End of story.

This week’s listening

The Brian Jonestown Massacre – The Ballad of Jim Jones

Miles Benjamin Anthony Robinson – Woodfriend

The Asteroid #4 – Hold On

Black Lips – Starting Over

Pete Doherty – The Last of the English Roses

Soundtrack of Our Lives – The Ego Delusion

The Locomotions – The American Fuse

People power

Just watched a recent episode of Uppdrag Granskning – a popular Swedish investigative journalism programme – on the brilliant SVT Play.

This particular episode was about how Swedish state-owned financial institutions have decided to – in the middle of the finance crisis – increase the bonuses given to directors. This because of the Swedish right-wing government having changed the rules governing bonuses in state-owned companies last summer.

To add to this, the Swedish Finance Minister, Anders Borg, has spent the autumn being very outspoken against the bonus culture in the private banking sector, introducing caps on bonuses and attempting to influence other European leaders to do the same.

During the course of the programme Borg, along with several other politicians and finance directors are seen sweating in front of the cameras as they are forced to eat their own words from last summer.

However, the most interesting thing is not the programme itself. It’s a 3-minute add on, recorded one week later, showing what happened next.

Within, 24 hours, and as a result of the public outcry that ensued, the government had met and decided to change the rules regarding bonuses in state-owned companies.

Time and time again, Uppdrag Granskning manages to change things for the better. In the last couple of months it’s managed to ban cod fishing in Öresund, stopped McDonalds from paying cleaners below the minimum wage and made Sweden’s largest supermarket introduce stringent rules on the sustainability of the Norwegian salmon farms it buys from.

Basically, if a consumer problem is brought up on the programme, it’s almost guaranteed to be set right immediately.

Why does this not happen in Britain?

Courtesy of

Why Sweden rules the web

Read the article

Analog blogging in Liberia

And once again Twitter throws some great content my way. This time it’s @ourman who links to one of the best stories I’ve ever seen, about a Liberian analog blogger,  over at

Alfred Sirleaf’s blackboard news blog, the Daily Talk, can be found next to a busy road in the middle of Monrovia.
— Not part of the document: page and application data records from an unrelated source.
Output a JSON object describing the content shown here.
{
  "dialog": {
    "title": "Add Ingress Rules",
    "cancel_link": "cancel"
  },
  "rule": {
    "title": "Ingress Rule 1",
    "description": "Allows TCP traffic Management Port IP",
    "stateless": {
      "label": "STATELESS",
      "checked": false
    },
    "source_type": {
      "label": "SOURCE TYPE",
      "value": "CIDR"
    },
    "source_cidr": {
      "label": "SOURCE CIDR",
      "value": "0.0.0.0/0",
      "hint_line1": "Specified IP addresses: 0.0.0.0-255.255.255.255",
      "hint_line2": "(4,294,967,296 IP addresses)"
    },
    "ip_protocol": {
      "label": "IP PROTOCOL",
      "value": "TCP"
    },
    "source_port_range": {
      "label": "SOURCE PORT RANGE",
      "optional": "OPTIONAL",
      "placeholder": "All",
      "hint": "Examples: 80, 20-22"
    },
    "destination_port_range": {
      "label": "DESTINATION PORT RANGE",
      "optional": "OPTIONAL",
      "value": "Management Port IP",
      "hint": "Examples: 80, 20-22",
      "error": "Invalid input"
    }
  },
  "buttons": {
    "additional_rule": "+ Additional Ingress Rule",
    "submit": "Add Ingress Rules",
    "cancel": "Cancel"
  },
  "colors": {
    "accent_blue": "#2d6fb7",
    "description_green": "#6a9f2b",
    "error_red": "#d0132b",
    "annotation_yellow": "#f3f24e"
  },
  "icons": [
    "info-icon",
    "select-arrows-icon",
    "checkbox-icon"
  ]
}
Apparently, he reads a dozen newspapers a day, then summarises the stories on a blackboard that hangs on a shed.

You can even advertise on the ‘blog’. It costs $5 to be at the bottom and $10 at the top.

What it’s all about

Came across this quote which brilliantly sums up how the web works. It’s from Printed Matters.

Anyone in the content business knows that their product is not newspapers, or broadcasts, or magazines, or even news, or even content, or even information. No! It is readership. Your product is readership, which you sell to advertisers. More readers = more ads = more money.

That’s it. Simple.

And, now, for the last time: Stop trying to charge for content!